> WHAT YOU NEED TO DO:
Your response should be every line from the entries that includes the string "title".

● ● ●

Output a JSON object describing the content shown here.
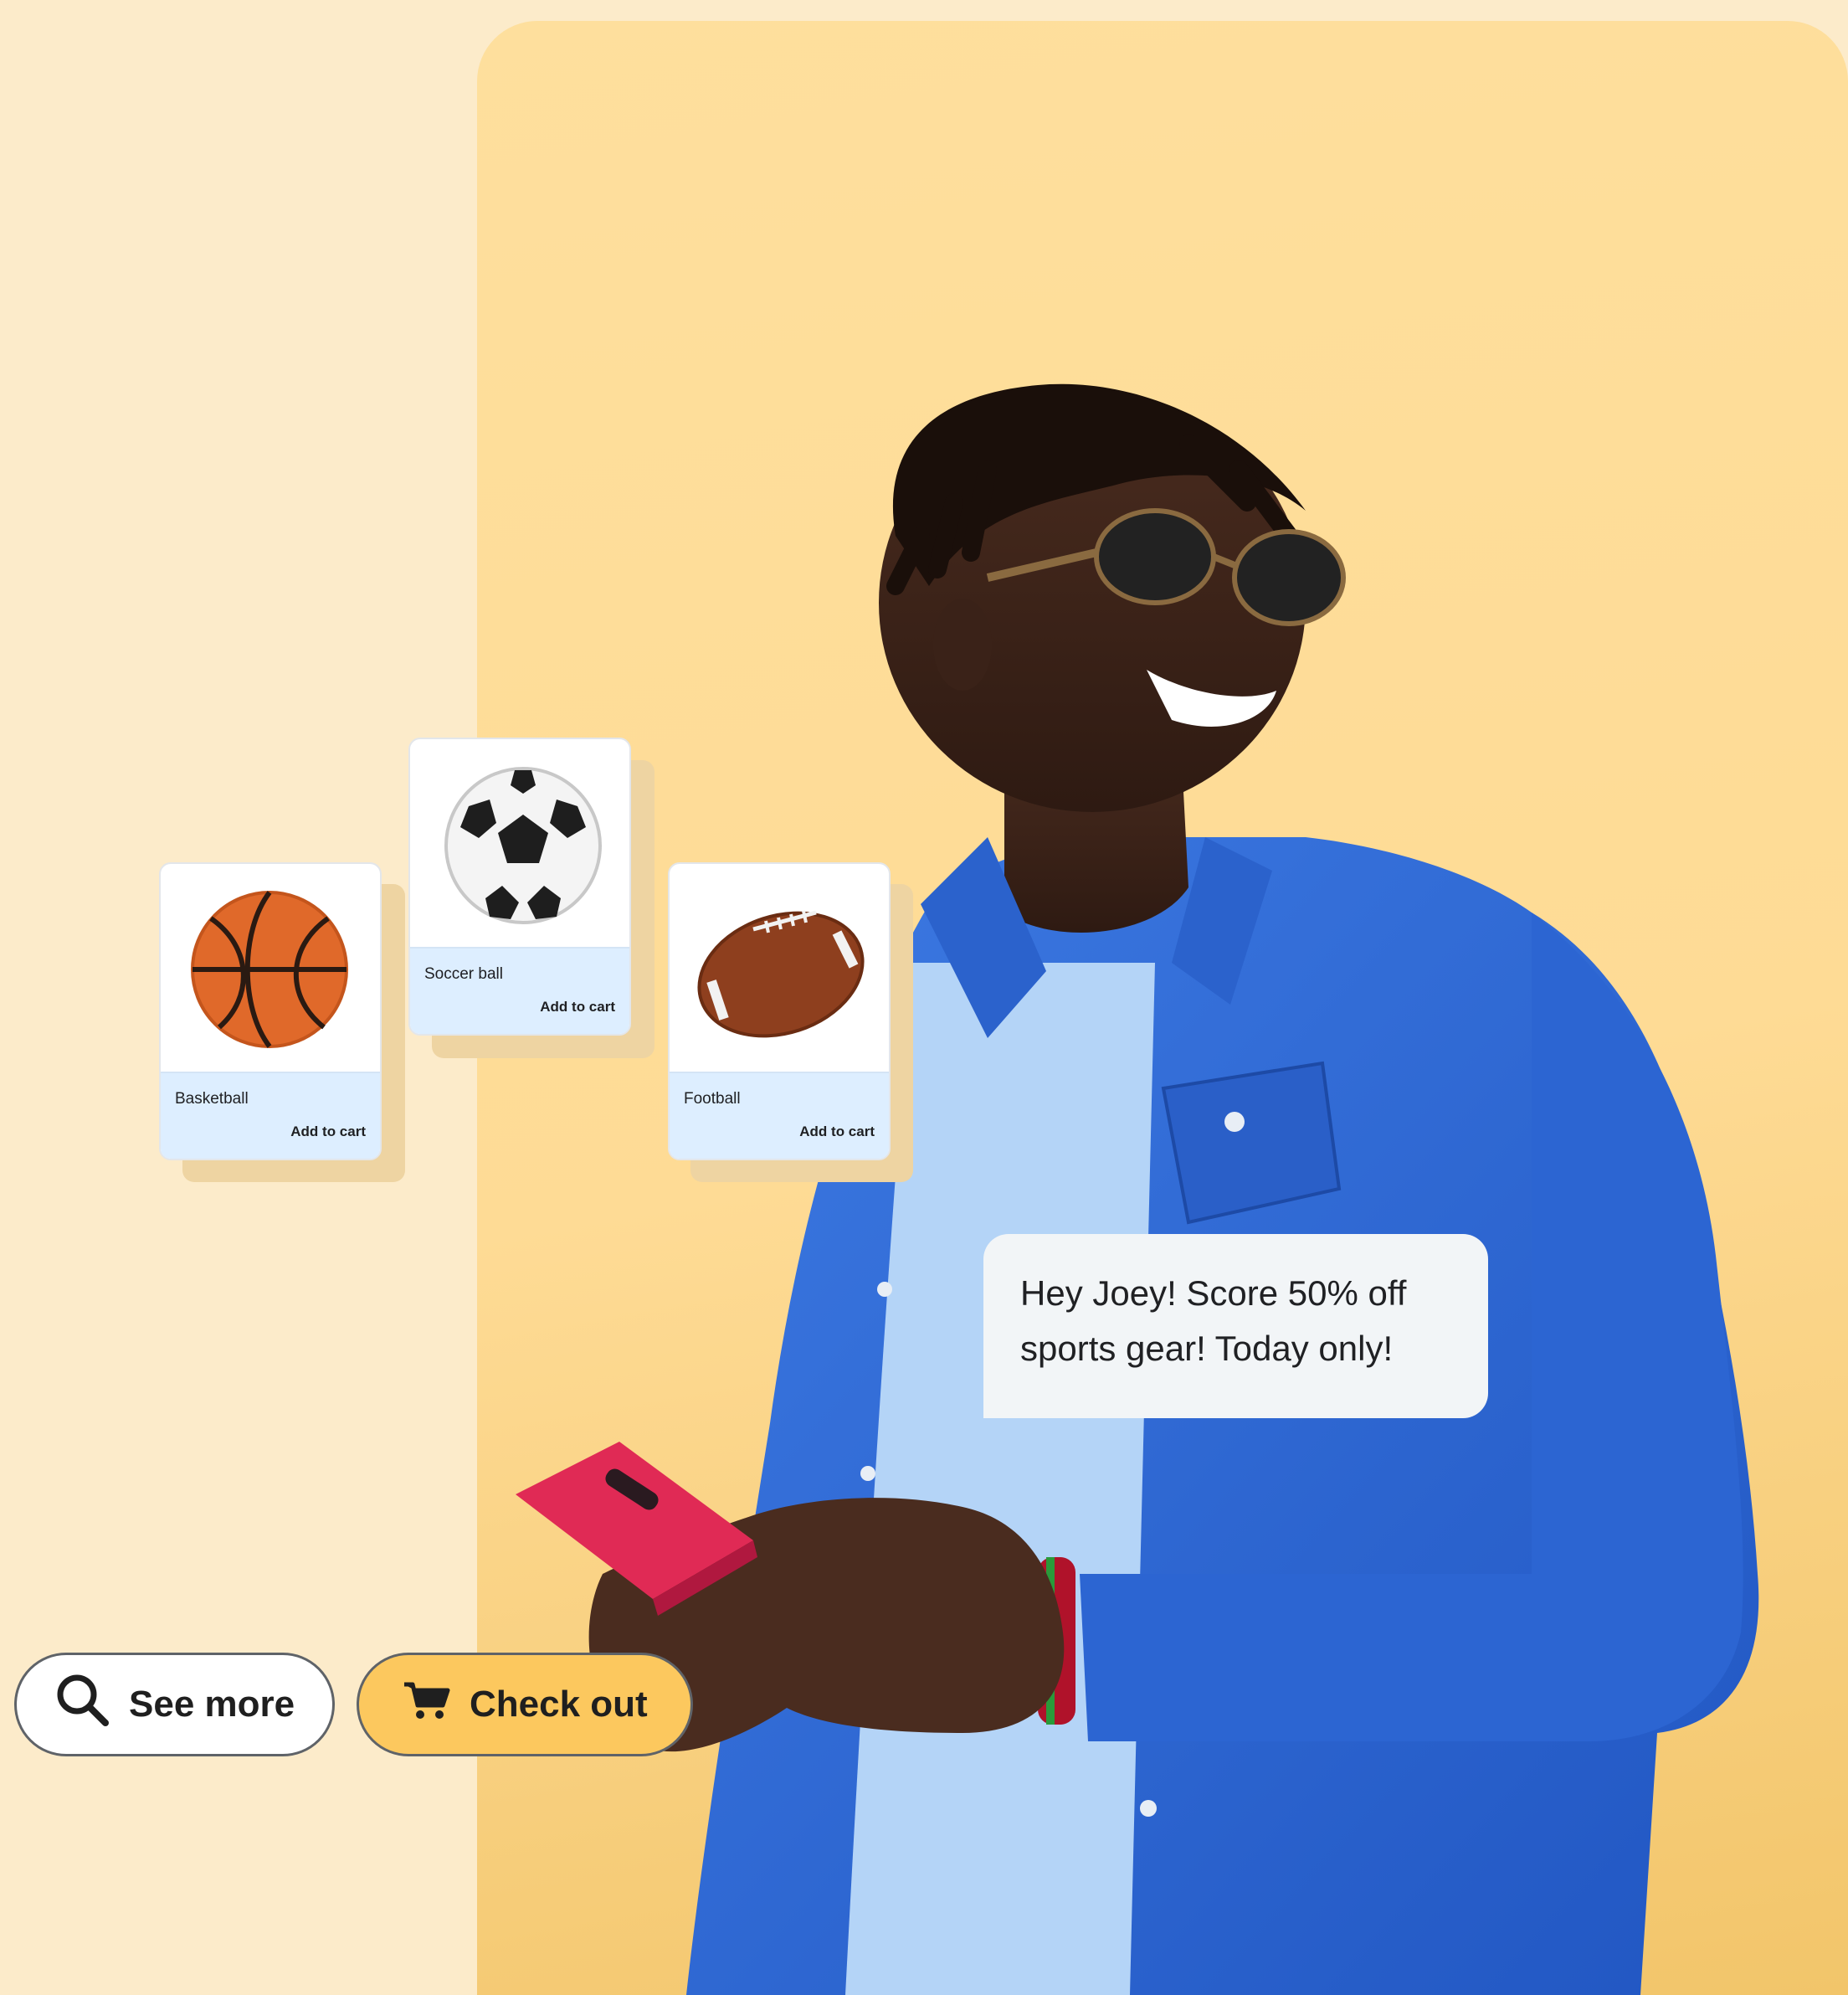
{
  "colors": {
    "page_background": "#fcebca",
    "panel_background": "#fedb95",
    "shirt_blue": "#2f6bd6",
    "card_footer": "#ddeeff",
    "checkout_button": "#fcc85e"
  },
  "products": [
    {
      "name": "Basketball",
      "action": "Add to cart",
      "image": "basketball"
    },
    {
      "name": "Soccer ball",
      "action": "Add to cart",
      "image": "soccer-ball"
    },
    {
      "name": "Football",
      "action": "Add to cart",
      "image": "american-football"
    }
  ],
  "message": {
    "line1": "Hey Joey! Score 50% off",
    "line2": "sports gear! Today only!"
  },
  "buttons": {
    "see_more": {
      "label": "See more",
      "icon": "search-icon"
    },
    "check_out": {
      "label": "Check out",
      "icon": "shopping-cart-icon"
    }
  }
}
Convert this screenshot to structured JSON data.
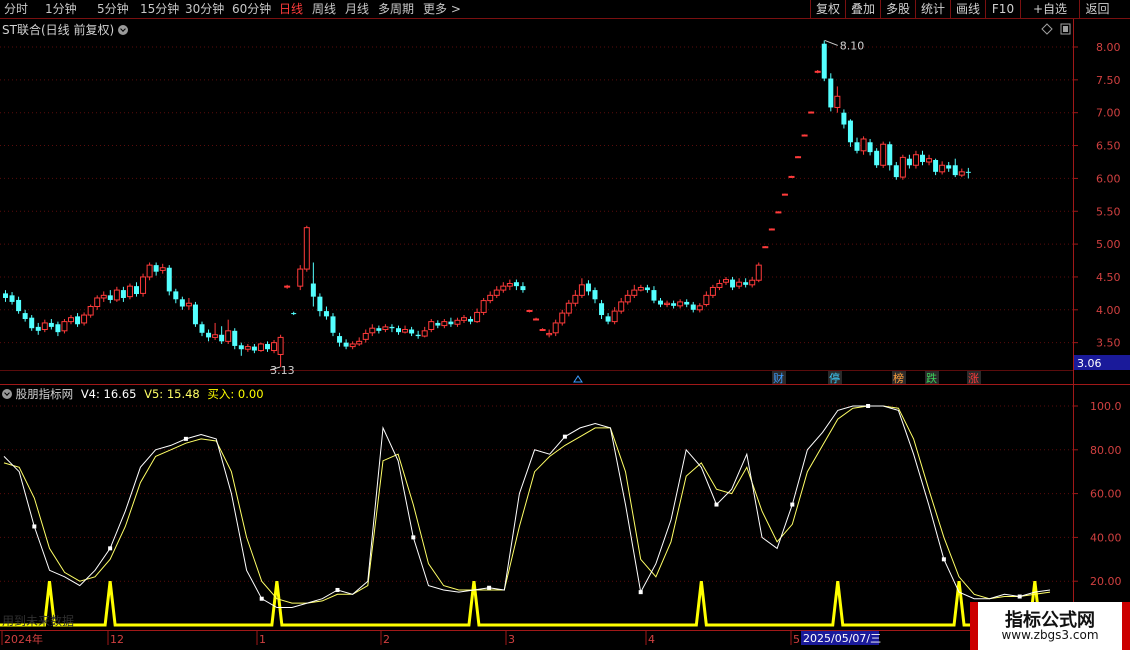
{
  "toolbar": {
    "periods": [
      "分时",
      "1分钟",
      "5分钟",
      "15分钟",
      "30分钟",
      "60分钟",
      "日线",
      "周线",
      "月线",
      "多周期",
      "更多 >"
    ],
    "active_period": "日线",
    "right_buttons": [
      "复权",
      "叠加",
      "多股",
      "统计",
      "画线",
      "F10",
      "+自选",
      "返回"
    ]
  },
  "main_chart": {
    "title": "ST联合(日线 前复权)",
    "price_axis_labels": [
      "8.00",
      "7.50",
      "7.00",
      "6.50",
      "6.00",
      "5.50",
      "5.00",
      "4.50",
      "4.00",
      "3.50"
    ],
    "high_label": "8.10",
    "low_label": "3.13",
    "current_price_tag": "3.06",
    "event_markers": [
      {
        "text": "财",
        "color": "#3c9dff"
      },
      {
        "text": "停",
        "color": "#3ccfff"
      },
      {
        "text": "榜",
        "color": "#ff9f3c"
      },
      {
        "text": "跌",
        "color": "#3ccf5a"
      },
      {
        "text": "涨",
        "color": "#ff3b3b"
      }
    ]
  },
  "indicator": {
    "name": "股朋指标网",
    "v4_label": "V4: 16.65",
    "v5_label": "V5: 15.48",
    "buy_label": "买入: 0.00",
    "axis_labels": [
      "100.0",
      "80.00",
      "60.00",
      "40.00",
      "20.00"
    ],
    "watermark_text": "用到未来数据"
  },
  "time_axis": {
    "labels": [
      "2024年",
      "12",
      "1",
      "2",
      "3",
      "4",
      "5"
    ],
    "cursor_date": "2025/05/07/三"
  },
  "watermark": {
    "title": "指标公式网",
    "url": "www.zbgs3.com"
  },
  "colors": {
    "up": "#ff3b3b",
    "down": "#54ffff",
    "v4_line": "#ffffff",
    "v5_line": "#ffff66",
    "buy_signal": "#ffff00",
    "border": "#7a1010"
  },
  "chart_data": [
    {
      "type": "candlestick",
      "title": "ST联合(日线 前复权)",
      "ylim": [
        3.06,
        8.25
      ],
      "candles": [
        [
          4.25,
          4.18,
          4.3,
          4.12
        ],
        [
          4.22,
          4.12,
          4.27,
          4.08
        ],
        [
          4.15,
          3.98,
          4.2,
          3.94
        ],
        [
          3.95,
          3.86,
          4.0,
          3.82
        ],
        [
          3.88,
          3.72,
          3.92,
          3.68
        ],
        [
          3.74,
          3.68,
          3.8,
          3.62
        ],
        [
          3.7,
          3.8,
          3.85,
          3.66
        ],
        [
          3.8,
          3.74,
          3.86,
          3.7
        ],
        [
          3.78,
          3.66,
          3.82,
          3.6
        ],
        [
          3.68,
          3.82,
          3.86,
          3.64
        ],
        [
          3.82,
          3.88,
          3.92,
          3.78
        ],
        [
          3.9,
          3.78,
          3.95,
          3.74
        ],
        [
          3.8,
          3.92,
          3.96,
          3.76
        ],
        [
          3.92,
          4.05,
          4.08,
          3.88
        ],
        [
          4.05,
          4.18,
          4.22,
          4.0
        ],
        [
          4.18,
          4.22,
          4.28,
          4.12
        ],
        [
          4.22,
          4.15,
          4.3,
          4.1
        ],
        [
          4.15,
          4.3,
          4.35,
          4.12
        ],
        [
          4.3,
          4.18,
          4.35,
          4.12
        ],
        [
          4.2,
          4.36,
          4.4,
          4.16
        ],
        [
          4.36,
          4.24,
          4.42,
          4.2
        ],
        [
          4.25,
          4.5,
          4.55,
          4.2
        ],
        [
          4.5,
          4.68,
          4.72,
          4.45
        ],
        [
          4.68,
          4.58,
          4.72,
          4.52
        ],
        [
          4.6,
          4.64,
          4.7,
          4.55
        ],
        [
          4.64,
          4.28,
          4.68,
          4.22
        ],
        [
          4.28,
          4.16,
          4.32,
          4.1
        ],
        [
          4.16,
          4.05,
          4.2,
          4.0
        ],
        [
          4.06,
          4.1,
          4.18,
          4.0
        ],
        [
          4.08,
          3.78,
          4.12,
          3.74
        ],
        [
          3.78,
          3.65,
          3.82,
          3.6
        ],
        [
          3.65,
          3.58,
          3.7,
          3.52
        ],
        [
          3.58,
          3.62,
          3.8,
          3.54
        ],
        [
          3.62,
          3.52,
          3.75,
          3.48
        ],
        [
          3.52,
          3.68,
          3.85,
          3.48
        ],
        [
          3.68,
          3.45,
          3.72,
          3.4
        ],
        [
          3.46,
          3.4,
          3.5,
          3.3
        ],
        [
          3.4,
          3.44,
          3.48,
          3.36
        ],
        [
          3.44,
          3.38,
          3.48,
          3.34
        ],
        [
          3.38,
          3.48,
          3.5,
          3.36
        ],
        [
          3.48,
          3.4,
          3.52,
          3.36
        ],
        [
          3.38,
          3.5,
          3.54,
          3.34
        ],
        [
          3.32,
          3.58,
          3.62,
          3.13
        ],
        [
          4.35,
          4.36,
          4.38,
          4.32
        ],
        [
          3.95,
          3.94,
          3.97,
          3.92
        ],
        [
          4.36,
          4.62,
          4.68,
          4.3
        ],
        [
          4.62,
          5.25,
          5.28,
          4.58
        ],
        [
          4.4,
          4.2,
          4.72,
          4.05
        ],
        [
          4.2,
          3.98,
          4.25,
          3.9
        ],
        [
          3.98,
          3.9,
          4.05,
          3.85
        ],
        [
          3.9,
          3.65,
          3.95,
          3.6
        ],
        [
          3.6,
          3.5,
          3.65,
          3.44
        ],
        [
          3.5,
          3.44,
          3.55,
          3.4
        ],
        [
          3.44,
          3.48,
          3.52,
          3.4
        ],
        [
          3.48,
          3.52,
          3.58,
          3.45
        ],
        [
          3.55,
          3.64,
          3.7,
          3.5
        ],
        [
          3.65,
          3.72,
          3.78,
          3.6
        ],
        [
          3.72,
          3.68,
          3.76,
          3.64
        ],
        [
          3.7,
          3.74,
          3.78,
          3.66
        ],
        [
          3.74,
          3.72,
          3.78,
          3.66
        ],
        [
          3.72,
          3.66,
          3.76,
          3.62
        ],
        [
          3.66,
          3.7,
          3.76,
          3.64
        ],
        [
          3.7,
          3.64,
          3.74,
          3.6
        ],
        [
          3.62,
          3.6,
          3.68,
          3.56
        ],
        [
          3.6,
          3.68,
          3.74,
          3.58
        ],
        [
          3.7,
          3.82,
          3.86,
          3.66
        ],
        [
          3.8,
          3.76,
          3.84,
          3.72
        ],
        [
          3.76,
          3.82,
          3.86,
          3.72
        ],
        [
          3.82,
          3.78,
          3.88,
          3.74
        ],
        [
          3.78,
          3.84,
          3.88,
          3.74
        ],
        [
          3.84,
          3.88,
          3.92,
          3.8
        ],
        [
          3.86,
          3.82,
          3.9,
          3.78
        ],
        [
          3.82,
          3.96,
          4.02,
          3.8
        ],
        [
          3.96,
          4.14,
          4.18,
          3.92
        ],
        [
          4.14,
          4.22,
          4.28,
          4.1
        ],
        [
          4.22,
          4.3,
          4.36,
          4.18
        ],
        [
          4.3,
          4.36,
          4.42,
          4.26
        ],
        [
          4.36,
          4.4,
          4.46,
          4.3
        ],
        [
          4.42,
          4.36,
          4.46,
          4.3
        ],
        [
          4.36,
          4.3,
          4.42,
          4.26
        ],
        [
          3.98,
          3.99,
          4.0,
          3.96
        ],
        [
          3.85,
          3.86,
          3.88,
          3.84
        ],
        [
          3.7,
          3.7,
          3.72,
          3.68
        ],
        [
          3.62,
          3.64,
          3.7,
          3.58
        ],
        [
          3.65,
          3.8,
          3.85,
          3.6
        ],
        [
          3.8,
          3.95,
          4.0,
          3.76
        ],
        [
          3.95,
          4.1,
          4.15,
          3.9
        ],
        [
          4.1,
          4.22,
          4.3,
          4.05
        ],
        [
          4.22,
          4.38,
          4.48,
          4.18
        ],
        [
          4.4,
          4.28,
          4.45,
          4.22
        ],
        [
          4.3,
          4.16,
          4.34,
          4.1
        ],
        [
          4.1,
          3.92,
          4.15,
          3.86
        ],
        [
          3.9,
          3.82,
          3.95,
          3.78
        ],
        [
          3.82,
          3.98,
          4.04,
          3.78
        ],
        [
          3.98,
          4.12,
          4.18,
          3.94
        ],
        [
          4.12,
          4.22,
          4.3,
          4.08
        ],
        [
          4.22,
          4.3,
          4.38,
          4.18
        ],
        [
          4.3,
          4.34,
          4.38,
          4.28
        ],
        [
          4.34,
          4.3,
          4.38,
          4.26
        ],
        [
          4.3,
          4.14,
          4.36,
          4.1
        ],
        [
          4.14,
          4.08,
          4.18,
          4.04
        ],
        [
          4.08,
          4.1,
          4.14,
          4.04
        ],
        [
          4.1,
          4.06,
          4.14,
          4.02
        ],
        [
          4.06,
          4.12,
          4.16,
          4.02
        ],
        [
          4.12,
          4.08,
          4.16,
          4.04
        ],
        [
          4.08,
          4.0,
          4.12,
          3.96
        ],
        [
          4.0,
          4.06,
          4.1,
          3.96
        ],
        [
          4.08,
          4.22,
          4.28,
          4.05
        ],
        [
          4.22,
          4.34,
          4.38,
          4.18
        ],
        [
          4.34,
          4.4,
          4.46,
          4.3
        ],
        [
          4.42,
          4.46,
          4.5,
          4.38
        ],
        [
          4.46,
          4.34,
          4.5,
          4.3
        ],
        [
          4.36,
          4.42,
          4.48,
          4.32
        ],
        [
          4.42,
          4.38,
          4.48,
          4.34
        ],
        [
          4.38,
          4.45,
          4.5,
          4.34
        ],
        [
          4.45,
          4.68,
          4.72,
          4.42
        ],
        [
          4.95,
          4.96,
          4.97,
          4.94
        ],
        [
          5.22,
          5.23,
          5.24,
          5.21
        ],
        [
          5.48,
          5.49,
          5.5,
          5.47
        ],
        [
          5.75,
          5.76,
          5.77,
          5.74
        ],
        [
          6.02,
          6.03,
          6.04,
          6.01
        ],
        [
          6.32,
          6.33,
          6.34,
          6.31
        ],
        [
          6.65,
          6.66,
          6.67,
          6.64
        ],
        [
          7.0,
          7.01,
          7.02,
          6.99
        ],
        [
          7.62,
          7.63,
          7.65,
          7.6
        ],
        [
          8.05,
          7.52,
          8.1,
          7.48
        ],
        [
          7.52,
          7.08,
          7.6,
          7.02
        ],
        [
          7.08,
          7.25,
          7.4,
          7.0
        ],
        [
          7.0,
          6.82,
          7.05,
          6.76
        ],
        [
          6.88,
          6.55,
          6.9,
          6.48
        ],
        [
          6.55,
          6.42,
          6.62,
          6.38
        ],
        [
          6.42,
          6.6,
          6.64,
          6.36
        ],
        [
          6.55,
          6.4,
          6.6,
          6.35
        ],
        [
          6.42,
          6.2,
          6.46,
          6.16
        ],
        [
          6.2,
          6.52,
          6.56,
          6.16
        ],
        [
          6.52,
          6.2,
          6.56,
          6.12
        ],
        [
          6.2,
          6.02,
          6.25,
          5.98
        ],
        [
          6.02,
          6.32,
          6.36,
          5.98
        ],
        [
          6.3,
          6.2,
          6.36,
          6.15
        ],
        [
          6.2,
          6.36,
          6.42,
          6.15
        ],
        [
          6.36,
          6.25,
          6.42,
          6.2
        ],
        [
          6.25,
          6.3,
          6.36,
          6.2
        ],
        [
          6.28,
          6.1,
          6.3,
          6.05
        ],
        [
          6.1,
          6.2,
          6.26,
          6.06
        ],
        [
          6.2,
          6.15,
          6.25,
          6.1
        ],
        [
          6.2,
          6.05,
          6.3,
          6.02
        ],
        [
          6.05,
          6.1,
          6.15,
          6.02
        ],
        [
          6.1,
          6.09,
          6.16,
          6.0
        ]
      ]
    },
    {
      "type": "line",
      "ylim": [
        0,
        100
      ],
      "series": [
        {
          "name": "V4",
          "values": [
            77,
            70,
            45,
            25,
            22,
            18,
            25,
            35,
            52,
            72,
            80,
            82,
            85,
            87,
            85,
            60,
            25,
            12,
            8,
            8,
            10,
            12,
            16,
            14,
            20,
            90,
            75,
            40,
            18,
            16,
            15,
            16,
            17,
            16,
            60,
            80,
            78,
            86,
            90,
            92,
            90,
            55,
            15,
            28,
            48,
            80,
            72,
            55,
            62,
            78,
            40,
            35,
            55,
            80,
            88,
            98,
            100,
            100,
            100,
            98,
            78,
            55,
            30,
            15,
            12,
            12,
            14,
            13,
            15,
            16
          ]
        },
        {
          "name": "V5",
          "values": [
            74,
            72,
            58,
            35,
            24,
            20,
            22,
            30,
            45,
            65,
            77,
            80,
            83,
            85,
            84,
            70,
            40,
            20,
            12,
            10,
            10,
            11,
            14,
            14,
            18,
            75,
            78,
            55,
            28,
            18,
            16,
            16,
            16,
            16,
            45,
            70,
            77,
            82,
            86,
            90,
            90,
            70,
            30,
            22,
            38,
            68,
            74,
            62,
            60,
            72,
            52,
            38,
            46,
            70,
            82,
            94,
            99,
            100,
            100,
            99,
            85,
            62,
            40,
            22,
            14,
            12,
            13,
            13,
            14,
            15
          ]
        },
        {
          "name": "买入",
          "values": [
            0,
            0,
            0,
            0,
            0,
            0,
            0,
            0,
            0,
            0,
            0,
            0,
            0,
            0,
            0,
            0,
            0,
            0,
            0,
            0,
            0,
            0,
            0,
            0,
            0,
            0,
            0,
            0,
            0,
            0,
            0,
            0,
            0,
            0,
            0,
            0,
            0,
            0,
            0,
            0,
            0,
            0,
            0,
            0,
            0,
            0,
            0,
            0,
            0,
            0,
            0,
            0,
            0,
            0,
            0,
            0,
            0,
            0,
            0,
            0,
            0,
            0,
            0,
            0,
            0,
            0,
            0,
            0,
            0,
            0
          ]
        }
      ],
      "buy_signal_positions": [
        3,
        7,
        18,
        31,
        46,
        55,
        63,
        68
      ],
      "buy_signal_value": 20
    }
  ]
}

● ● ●

> TASK RESULT:
    "title": "ST联合(日线 前复权)",
    "title": "指标公式网",
      "title": "ST联合(日线 前复权)",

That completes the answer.